A few months ago, I noticed that reading long blog
pages required a ton of scrolling. And spending too much time
on computers, my eyes aren't the same as they were in my
youth. So, the experience wasn't as pleasant as it could be.
Is this a big deal? No, not really. Clearly, life will go
on with scrolling blogs. But, could the experience be a
little nicer? Absolutely.
The Basic Solution:
Blogs are long pages of repeating elements (posts).
So, I thought, why couldn't we create a navigation
bar that could accompany each post that would allow
you to jump around the page easily?
So, that's what we built. It's a simple, graphical
navigation bar that uses anchor tags to allow
readers to jump easily from post to post. Frankly,
I am confused why I have never seen it used on a
blog before. I suspect that someone must
have used it somewhere at some point. If someone
has, please add a comment below!
It's primary use will be to simply start at the top
of the page and clickety click your way from
post to post until you've had your fill. While not
perfect yet, the reader should have to move
their cursor only slightly each page. Lazy?

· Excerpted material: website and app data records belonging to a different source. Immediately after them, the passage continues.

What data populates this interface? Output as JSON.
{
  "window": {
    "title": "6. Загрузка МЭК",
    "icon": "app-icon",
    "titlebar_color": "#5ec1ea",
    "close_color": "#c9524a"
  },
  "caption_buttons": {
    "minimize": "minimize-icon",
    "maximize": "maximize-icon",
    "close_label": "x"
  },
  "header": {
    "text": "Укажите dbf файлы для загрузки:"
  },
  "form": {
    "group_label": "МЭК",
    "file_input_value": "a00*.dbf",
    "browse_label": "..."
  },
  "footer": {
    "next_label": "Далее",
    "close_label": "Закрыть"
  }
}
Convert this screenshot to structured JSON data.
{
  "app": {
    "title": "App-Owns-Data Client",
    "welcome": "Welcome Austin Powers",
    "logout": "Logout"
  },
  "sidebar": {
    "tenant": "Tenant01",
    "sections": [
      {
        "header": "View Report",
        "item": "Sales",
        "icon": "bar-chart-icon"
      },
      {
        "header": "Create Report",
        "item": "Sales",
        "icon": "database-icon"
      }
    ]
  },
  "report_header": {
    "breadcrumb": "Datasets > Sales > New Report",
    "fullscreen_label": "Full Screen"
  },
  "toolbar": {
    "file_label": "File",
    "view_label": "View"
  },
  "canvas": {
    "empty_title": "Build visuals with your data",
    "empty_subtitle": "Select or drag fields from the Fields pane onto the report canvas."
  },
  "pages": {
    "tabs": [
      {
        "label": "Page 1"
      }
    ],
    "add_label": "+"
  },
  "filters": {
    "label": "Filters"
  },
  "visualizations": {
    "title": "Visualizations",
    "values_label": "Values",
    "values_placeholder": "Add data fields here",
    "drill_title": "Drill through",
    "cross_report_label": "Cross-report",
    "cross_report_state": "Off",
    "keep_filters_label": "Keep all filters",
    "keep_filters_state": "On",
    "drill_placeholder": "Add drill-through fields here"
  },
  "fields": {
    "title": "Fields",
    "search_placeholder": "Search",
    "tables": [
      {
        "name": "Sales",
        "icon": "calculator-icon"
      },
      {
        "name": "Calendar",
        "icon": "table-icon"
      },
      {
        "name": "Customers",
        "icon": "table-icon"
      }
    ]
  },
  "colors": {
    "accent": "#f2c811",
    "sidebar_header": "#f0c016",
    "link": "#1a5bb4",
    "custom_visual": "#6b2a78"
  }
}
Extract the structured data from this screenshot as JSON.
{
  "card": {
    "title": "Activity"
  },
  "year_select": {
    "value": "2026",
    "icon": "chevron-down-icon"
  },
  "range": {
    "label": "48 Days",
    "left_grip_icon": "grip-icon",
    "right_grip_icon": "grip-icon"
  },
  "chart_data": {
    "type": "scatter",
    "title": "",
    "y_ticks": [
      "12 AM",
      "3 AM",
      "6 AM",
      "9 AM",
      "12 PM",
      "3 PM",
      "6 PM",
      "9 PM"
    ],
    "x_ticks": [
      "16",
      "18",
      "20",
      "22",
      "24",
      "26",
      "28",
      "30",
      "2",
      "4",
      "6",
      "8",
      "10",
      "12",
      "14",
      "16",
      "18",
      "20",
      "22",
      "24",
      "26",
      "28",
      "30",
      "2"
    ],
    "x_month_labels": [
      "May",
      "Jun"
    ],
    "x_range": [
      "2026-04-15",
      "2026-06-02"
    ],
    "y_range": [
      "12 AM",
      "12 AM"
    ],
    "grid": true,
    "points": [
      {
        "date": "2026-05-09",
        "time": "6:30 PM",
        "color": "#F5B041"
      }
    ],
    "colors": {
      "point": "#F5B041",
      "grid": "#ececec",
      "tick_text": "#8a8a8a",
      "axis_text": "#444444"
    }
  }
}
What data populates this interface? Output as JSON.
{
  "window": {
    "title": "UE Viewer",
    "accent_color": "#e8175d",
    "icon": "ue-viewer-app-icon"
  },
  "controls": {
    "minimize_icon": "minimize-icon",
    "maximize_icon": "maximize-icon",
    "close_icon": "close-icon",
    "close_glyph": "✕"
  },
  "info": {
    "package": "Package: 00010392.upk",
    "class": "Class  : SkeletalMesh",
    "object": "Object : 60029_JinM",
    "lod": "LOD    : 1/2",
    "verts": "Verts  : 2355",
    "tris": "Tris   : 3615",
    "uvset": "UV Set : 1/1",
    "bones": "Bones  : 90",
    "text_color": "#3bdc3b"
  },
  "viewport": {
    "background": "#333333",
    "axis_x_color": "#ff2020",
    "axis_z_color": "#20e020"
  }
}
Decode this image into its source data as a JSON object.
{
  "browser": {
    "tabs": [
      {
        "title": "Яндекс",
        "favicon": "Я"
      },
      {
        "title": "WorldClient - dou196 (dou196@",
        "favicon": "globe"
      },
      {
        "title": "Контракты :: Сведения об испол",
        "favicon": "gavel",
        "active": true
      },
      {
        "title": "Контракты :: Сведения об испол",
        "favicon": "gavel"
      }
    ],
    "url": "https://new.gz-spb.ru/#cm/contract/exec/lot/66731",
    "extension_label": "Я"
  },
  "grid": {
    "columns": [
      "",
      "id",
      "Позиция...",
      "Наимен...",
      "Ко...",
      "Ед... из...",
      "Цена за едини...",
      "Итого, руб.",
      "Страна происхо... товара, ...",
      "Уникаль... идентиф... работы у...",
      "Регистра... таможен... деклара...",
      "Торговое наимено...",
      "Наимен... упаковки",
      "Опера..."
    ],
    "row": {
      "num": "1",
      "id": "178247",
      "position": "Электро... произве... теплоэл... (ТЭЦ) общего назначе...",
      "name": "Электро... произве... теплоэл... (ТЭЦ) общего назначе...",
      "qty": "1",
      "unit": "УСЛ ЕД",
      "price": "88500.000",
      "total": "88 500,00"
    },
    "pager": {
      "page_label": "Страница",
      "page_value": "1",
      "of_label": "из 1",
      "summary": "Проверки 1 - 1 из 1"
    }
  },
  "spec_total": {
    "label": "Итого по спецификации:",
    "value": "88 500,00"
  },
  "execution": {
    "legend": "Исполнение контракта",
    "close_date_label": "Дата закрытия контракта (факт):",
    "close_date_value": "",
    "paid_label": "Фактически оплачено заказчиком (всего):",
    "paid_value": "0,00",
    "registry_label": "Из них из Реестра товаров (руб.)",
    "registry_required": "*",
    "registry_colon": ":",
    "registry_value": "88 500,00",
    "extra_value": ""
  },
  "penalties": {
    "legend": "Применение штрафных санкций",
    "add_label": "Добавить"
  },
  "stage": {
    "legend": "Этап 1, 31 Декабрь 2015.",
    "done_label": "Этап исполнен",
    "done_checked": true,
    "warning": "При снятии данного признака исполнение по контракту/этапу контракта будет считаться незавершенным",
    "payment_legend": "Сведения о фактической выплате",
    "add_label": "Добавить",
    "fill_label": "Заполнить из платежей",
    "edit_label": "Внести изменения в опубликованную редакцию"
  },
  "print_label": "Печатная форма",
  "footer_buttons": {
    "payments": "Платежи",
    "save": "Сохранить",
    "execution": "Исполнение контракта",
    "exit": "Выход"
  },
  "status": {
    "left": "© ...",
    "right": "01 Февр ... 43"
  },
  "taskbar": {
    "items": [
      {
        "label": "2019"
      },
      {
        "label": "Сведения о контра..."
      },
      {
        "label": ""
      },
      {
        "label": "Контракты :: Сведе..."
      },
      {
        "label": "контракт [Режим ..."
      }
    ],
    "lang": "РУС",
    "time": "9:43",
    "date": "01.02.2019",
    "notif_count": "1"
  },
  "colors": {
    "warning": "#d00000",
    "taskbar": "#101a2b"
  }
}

We added some additional functionality along
the way due to new ideas surfacing and suggestions
from the team. They aren't rocket-science
but are certainly helpful for the readers and
for increasing traffic and pageviews.
a) Jump to Top, Bottom of Page Buttons. These allow
you to easily navigate around the page from
b) Add to de.licio.us. This allows you to easily
save a specific post to your de.licio.us bookmarks.
c) Add to digg. This allows you to easily "digg"
a tech/science post. (add to wists coming soon!)
d) Email this. Send the post to pals.
e) Make TH your homepage. We want
to encourage this, and this should help make it
easier for our less tech-savvy audience.
f) Link to older posts. When you reach the bottom
of the page, you can keep clicking and be taken to
the most recent page of older posts. Here's what
it looks like:
g) An easter-egg! (of sorts). We image-mapped
part of the TreeHugger header so that if you
click just above the "T" in the TreeHugger logo,
you will jump to the first post. And won't have
to reposition your cursor for a good 16 or
Who designed and built it?
Graham Hill, founder of TreeHugger designed it with
input from Nick Aster, Lindsey Lake and the TreeHugger team.
Nick Aster (triplepundit) and Lindsey Lake programmed it.
Ways to improve it:
It's still a work in progress and we have hit
a few stumbling blocks that some of you
techie readers might be able to help us with.
1) Keeping spacing perfect so that you never have to
move your cursor when moving to the second and
subsequent pages. The problem is created by MT Pagination and
how it inherits the coding from the previous page, instead of having
it's own independent coding for the first 4-5 entries. Break tags,
padding and margins do not work. While we can solve the issue for the
first element, then the posts that follow are disrupted.
One option might be to remove the header and start
the posts from the very top of the page. Other ideas?
Please comment below or email graham at treehugger
2) The second and subsequent pages top/first post's
single up arrow doesn't bring you anywhere. We need
to have it appear there since the same code is used
for the following posts. The unsatisfactory workaround
is that we have made it not clickable. It would be
better if we could get rid of it, or if it could
link through to the first page or at least to the
absolute top of the page. Ideas?
3) We have some ideas for version 2.0. One thing
we suspect we will have to address: advertiser
clickthrough rates. We wonder if this might suffer
due to this new navigation. Some of our ideas
would deal with this potential problems.
4) Interface Design. Would love to hear what you
like and what you don't. And, even more importantly,
how you would suggest improving it. Please comment below
or email graham at treehugger dot com.
Phewf. That was a long one...Thanks for reading.
And if there's a little eco in you somewhere,
have a little read, TreeHugger can easily help you
shift your life in a greener direction.
Graham Hill (graham at treehugger dot com)